### PROMPT
Copy out each line below verbatim, skipping any picture.

====== AVAILABLE DATA ======

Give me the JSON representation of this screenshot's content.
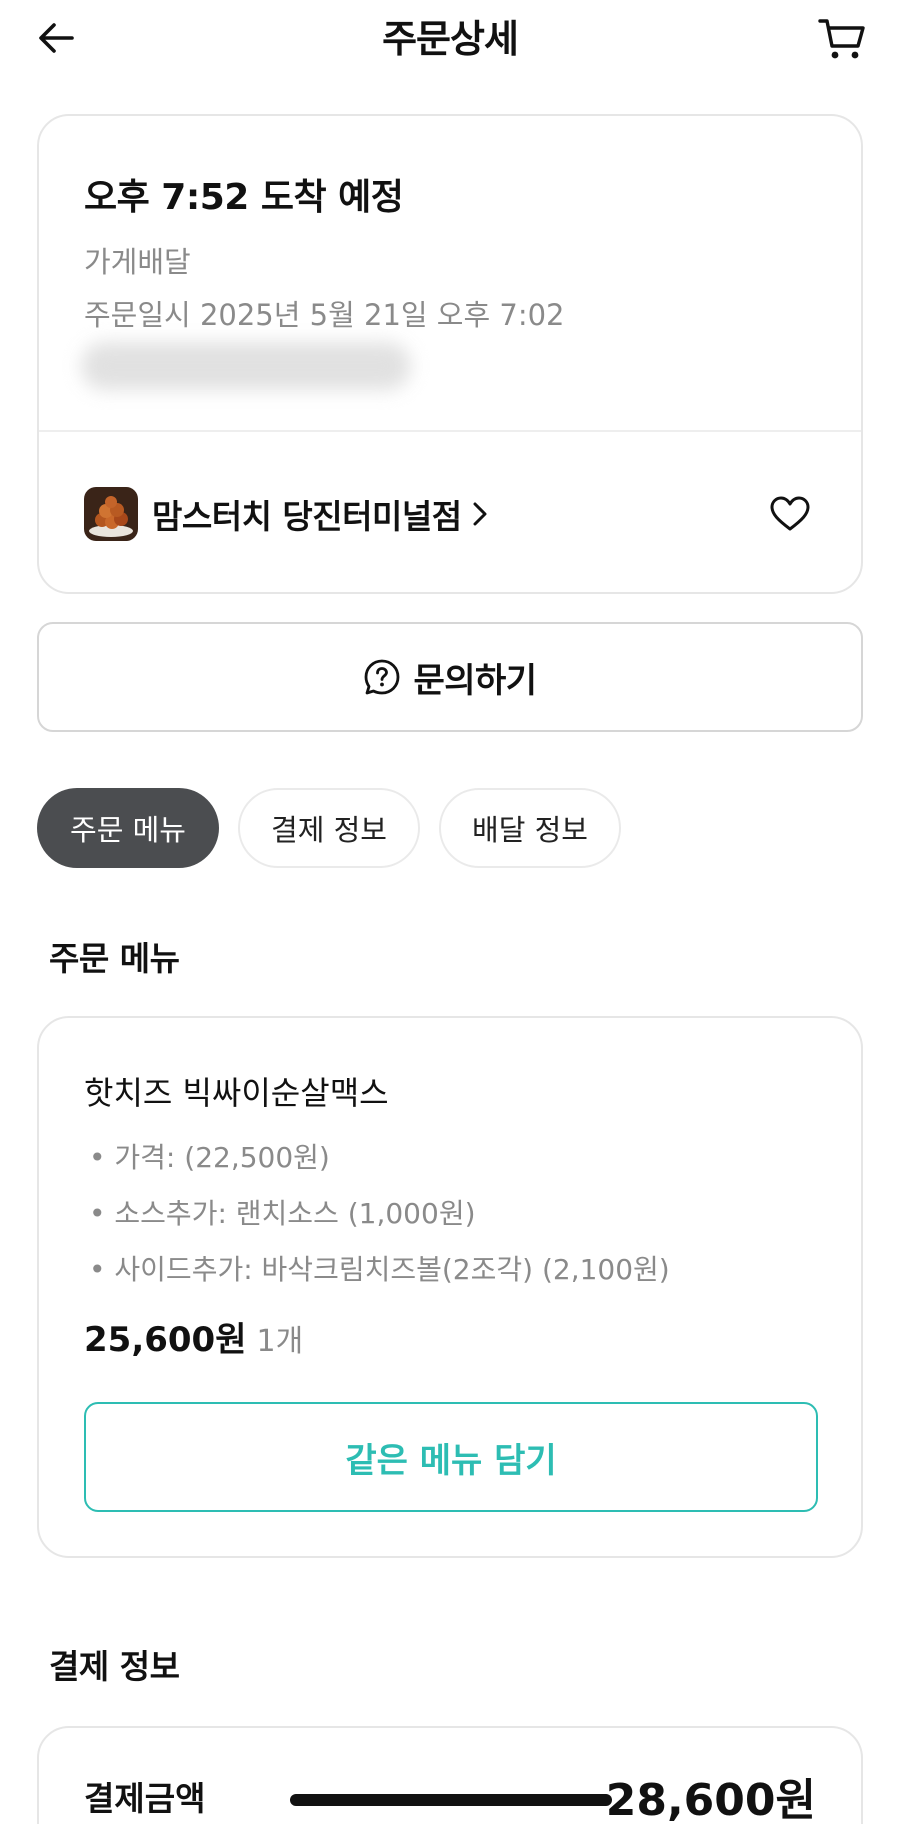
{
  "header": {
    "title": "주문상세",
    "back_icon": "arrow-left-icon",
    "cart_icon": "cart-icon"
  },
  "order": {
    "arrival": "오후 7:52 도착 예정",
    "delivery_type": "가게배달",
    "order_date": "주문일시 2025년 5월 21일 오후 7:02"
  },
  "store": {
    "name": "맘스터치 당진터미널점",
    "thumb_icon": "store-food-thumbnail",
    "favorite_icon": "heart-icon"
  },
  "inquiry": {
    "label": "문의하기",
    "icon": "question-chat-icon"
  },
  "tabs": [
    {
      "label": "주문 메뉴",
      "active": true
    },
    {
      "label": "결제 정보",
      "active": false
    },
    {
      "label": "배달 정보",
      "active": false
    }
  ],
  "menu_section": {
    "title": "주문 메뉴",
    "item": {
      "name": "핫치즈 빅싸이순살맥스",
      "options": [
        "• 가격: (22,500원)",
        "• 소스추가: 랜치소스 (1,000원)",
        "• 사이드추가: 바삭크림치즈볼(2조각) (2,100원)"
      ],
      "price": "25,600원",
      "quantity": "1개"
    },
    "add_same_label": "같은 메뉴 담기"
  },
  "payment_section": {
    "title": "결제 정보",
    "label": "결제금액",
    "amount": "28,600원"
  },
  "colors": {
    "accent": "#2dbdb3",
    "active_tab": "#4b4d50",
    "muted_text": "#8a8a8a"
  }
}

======

### WRITTEN ANSWER
Give me the JSON representation of this screenshot's content.
{
  "header": {
    "title": "주문상세",
    "back_icon": "arrow-left-icon",
    "cart_icon": "cart-icon"
  },
  "order": {
    "arrival": "오후 7:52 도착 예정",
    "delivery_type": "가게배달",
    "order_date": "주문일시 2025년 5월 21일 오후 7:02"
  },
  "store": {
    "name": "맘스터치 당진터미널점",
    "thumb_icon": "store-food-thumbnail",
    "favorite_icon": "heart-icon"
  },
  "inquiry": {
    "label": "문의하기",
    "icon": "question-chat-icon"
  },
  "tabs": [
    {
      "label": "주문 메뉴",
      "active": true
    },
    {
      "label": "결제 정보",
      "active": false
    },
    {
      "label": "배달 정보",
      "active": false
    }
  ],
  "menu_section": {
    "title": "주문 메뉴",
    "item": {
      "name": "핫치즈 빅싸이순살맥스",
      "options": [
        "• 가격: (22,500원)",
        "• 소스추가: 랜치소스 (1,000원)",
        "• 사이드추가: 바삭크림치즈볼(2조각) (2,100원)"
      ],
      "price": "25,600원",
      "quantity": "1개"
    },
    "add_same_label": "같은 메뉴 담기"
  },
  "payment_section": {
    "title": "결제 정보",
    "label": "결제금액",
    "amount": "28,600원"
  },
  "colors": {
    "accent": "#2dbdb3",
    "active_tab": "#4b4d50",
    "muted_text": "#8a8a8a"
  }
}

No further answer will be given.